There have been times when I’ve said, “I don’t like small talk.” And   “I’m not good at small talk.”

Lately, I’ve been wondering if there is such a thing as small talk.

The more therapy groups I do and the more I really listen to people with an open mind and heart, the more I hear in every statement.

Right now, on the morning of my last work day before my two-week vacation, as I listen to the rain outside my window, here are some random thoughts about “talking about the weather.”

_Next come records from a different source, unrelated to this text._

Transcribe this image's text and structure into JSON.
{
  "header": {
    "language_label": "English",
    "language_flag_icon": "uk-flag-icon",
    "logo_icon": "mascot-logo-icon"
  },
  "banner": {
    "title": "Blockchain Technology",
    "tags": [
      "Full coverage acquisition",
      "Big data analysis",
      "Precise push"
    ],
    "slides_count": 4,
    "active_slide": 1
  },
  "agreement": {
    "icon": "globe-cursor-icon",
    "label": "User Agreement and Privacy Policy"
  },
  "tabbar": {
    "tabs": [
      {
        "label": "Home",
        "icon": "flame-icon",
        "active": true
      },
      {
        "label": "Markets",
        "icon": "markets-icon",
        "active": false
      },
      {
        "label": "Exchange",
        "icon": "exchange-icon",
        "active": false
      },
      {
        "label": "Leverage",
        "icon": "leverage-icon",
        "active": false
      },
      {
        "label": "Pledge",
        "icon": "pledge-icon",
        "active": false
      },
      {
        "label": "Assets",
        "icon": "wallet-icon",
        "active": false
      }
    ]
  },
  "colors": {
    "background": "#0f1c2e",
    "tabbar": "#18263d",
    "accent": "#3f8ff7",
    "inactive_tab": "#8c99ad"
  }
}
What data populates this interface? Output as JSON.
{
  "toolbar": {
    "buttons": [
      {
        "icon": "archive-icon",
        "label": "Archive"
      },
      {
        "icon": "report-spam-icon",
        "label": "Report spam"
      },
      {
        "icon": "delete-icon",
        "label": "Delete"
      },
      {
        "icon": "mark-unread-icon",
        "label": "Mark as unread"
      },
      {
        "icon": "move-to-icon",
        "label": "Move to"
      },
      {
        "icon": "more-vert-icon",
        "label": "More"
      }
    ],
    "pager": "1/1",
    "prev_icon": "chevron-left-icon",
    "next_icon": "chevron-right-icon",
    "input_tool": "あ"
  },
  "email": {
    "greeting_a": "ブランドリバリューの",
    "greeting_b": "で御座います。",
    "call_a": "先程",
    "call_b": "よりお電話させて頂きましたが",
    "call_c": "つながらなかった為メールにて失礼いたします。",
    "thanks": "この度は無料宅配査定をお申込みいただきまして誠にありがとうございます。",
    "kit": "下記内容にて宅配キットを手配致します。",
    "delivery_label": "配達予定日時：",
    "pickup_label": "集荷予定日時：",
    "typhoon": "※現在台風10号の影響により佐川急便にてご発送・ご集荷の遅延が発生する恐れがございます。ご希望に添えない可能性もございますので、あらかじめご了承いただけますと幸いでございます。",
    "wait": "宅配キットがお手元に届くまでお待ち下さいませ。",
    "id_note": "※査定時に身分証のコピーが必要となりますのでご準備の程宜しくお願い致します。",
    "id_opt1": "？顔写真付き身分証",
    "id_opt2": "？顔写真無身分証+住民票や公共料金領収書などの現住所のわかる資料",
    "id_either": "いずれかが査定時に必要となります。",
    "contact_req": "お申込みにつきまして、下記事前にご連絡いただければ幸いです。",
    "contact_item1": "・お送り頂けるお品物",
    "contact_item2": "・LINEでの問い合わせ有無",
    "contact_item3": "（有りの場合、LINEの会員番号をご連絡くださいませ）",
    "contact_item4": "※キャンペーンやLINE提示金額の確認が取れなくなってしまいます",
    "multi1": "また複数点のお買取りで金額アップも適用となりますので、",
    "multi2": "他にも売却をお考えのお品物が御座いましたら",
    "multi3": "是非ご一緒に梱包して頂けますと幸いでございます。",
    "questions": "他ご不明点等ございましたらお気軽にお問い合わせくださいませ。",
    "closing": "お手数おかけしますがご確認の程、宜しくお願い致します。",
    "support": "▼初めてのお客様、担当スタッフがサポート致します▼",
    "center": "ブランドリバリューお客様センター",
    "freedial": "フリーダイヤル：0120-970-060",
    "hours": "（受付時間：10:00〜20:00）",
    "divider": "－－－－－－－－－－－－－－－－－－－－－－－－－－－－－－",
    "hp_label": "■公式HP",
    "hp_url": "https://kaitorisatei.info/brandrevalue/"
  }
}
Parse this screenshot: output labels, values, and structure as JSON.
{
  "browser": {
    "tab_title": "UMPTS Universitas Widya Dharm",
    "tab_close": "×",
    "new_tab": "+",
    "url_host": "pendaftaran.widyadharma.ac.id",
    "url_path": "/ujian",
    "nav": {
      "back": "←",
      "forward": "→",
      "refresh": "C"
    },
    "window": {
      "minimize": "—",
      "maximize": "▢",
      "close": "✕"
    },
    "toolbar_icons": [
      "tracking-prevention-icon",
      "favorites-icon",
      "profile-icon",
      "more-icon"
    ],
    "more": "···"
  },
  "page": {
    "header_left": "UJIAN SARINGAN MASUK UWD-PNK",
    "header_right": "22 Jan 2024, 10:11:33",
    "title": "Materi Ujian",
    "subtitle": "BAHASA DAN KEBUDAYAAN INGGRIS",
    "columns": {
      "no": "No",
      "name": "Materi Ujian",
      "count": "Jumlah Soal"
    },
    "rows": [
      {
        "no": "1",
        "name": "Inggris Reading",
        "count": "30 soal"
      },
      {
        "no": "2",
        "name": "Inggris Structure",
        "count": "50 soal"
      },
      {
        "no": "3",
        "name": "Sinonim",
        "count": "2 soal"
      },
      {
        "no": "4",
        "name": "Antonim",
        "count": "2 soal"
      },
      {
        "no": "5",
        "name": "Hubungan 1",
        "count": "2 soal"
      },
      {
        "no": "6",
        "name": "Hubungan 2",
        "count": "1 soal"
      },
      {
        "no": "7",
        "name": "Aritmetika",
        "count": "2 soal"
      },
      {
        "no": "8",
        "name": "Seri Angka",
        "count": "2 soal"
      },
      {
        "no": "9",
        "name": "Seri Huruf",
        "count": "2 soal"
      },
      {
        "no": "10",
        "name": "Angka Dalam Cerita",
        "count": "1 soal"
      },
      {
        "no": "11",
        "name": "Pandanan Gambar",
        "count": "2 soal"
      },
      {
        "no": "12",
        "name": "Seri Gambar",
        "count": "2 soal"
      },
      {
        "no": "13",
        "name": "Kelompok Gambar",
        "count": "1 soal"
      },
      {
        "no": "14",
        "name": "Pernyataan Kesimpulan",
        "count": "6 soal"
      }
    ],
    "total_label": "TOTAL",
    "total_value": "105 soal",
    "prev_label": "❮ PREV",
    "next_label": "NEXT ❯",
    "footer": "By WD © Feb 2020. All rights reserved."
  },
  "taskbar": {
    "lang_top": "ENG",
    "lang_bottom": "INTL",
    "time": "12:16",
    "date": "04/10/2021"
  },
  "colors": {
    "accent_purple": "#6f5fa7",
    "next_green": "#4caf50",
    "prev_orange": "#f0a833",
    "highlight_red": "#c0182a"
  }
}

  • Weather is often a metaphor for how people feel.
  • Weather really affects how people feel.
  • When I studied English Literature in college, I remember learning about “pathetic fallacy”, which is defined here as ” a literary term for the attributing of human emotion and conduct to all aspects within nature. It is a kind of personification that is found in poetic writing when, for example, clouds seem sullen, when leaves dance, when dogs laugh, or when rocks seem indifferent.”
  • The weather is something that a lot of experts have been talking about lately, with different amounts of concern and fear about the future.
  • When I talk to people about their emotions (especially disowned or otherwise negatively judged emotions such as anger or sadness), I use the metaphor of allowing emotions to pass through naturally, “like the weather.”*
  • I have had moments of worry about what the weather will be when I travel to England and Scotland next week, because people have been telling me that area of the world has been “unseasonably warm.”

Here’s what I’m thinking, right now, as I’m readying to wrap up this post, so I can go into work and wrap up some things before leaving on vacation:

It helped me to write this post, as always.

However, I think I might have written about some — if not most — of these things in previous posts.

And I’ll name this: I do have a fear of repeating myself.  I guess I fear that repeating myself will make what I am saying seem … what?   Less believable? Less important?

Sort of like small talk.

Which, as I hope I’ve demonstrated for your reading pleasure and satisfaction today, does not exist.

And even if “less important” communications do exist,  just wait.  They will pass through —  just like the weather — soon to be replaced by the next big thing.

Let’s see if I can find a photo I’ve taken this year, to illustrate this post …

Image

That’s a photo I took, a few months ago, when I did my last (small) bit of traveling. (Knowing me, I probably had some moments of worry about the weather for that trip, too.)

Okay!  Thanks for reading everything small, or big, I wrote today.

____________________

*  Thanks to my friend Carol and her friend Eric for talkin’ ’bout this metaphor.

Categories: personal growth | Tags: , , , , , , , , , , | 11 Comments

Blog at WordPress.com.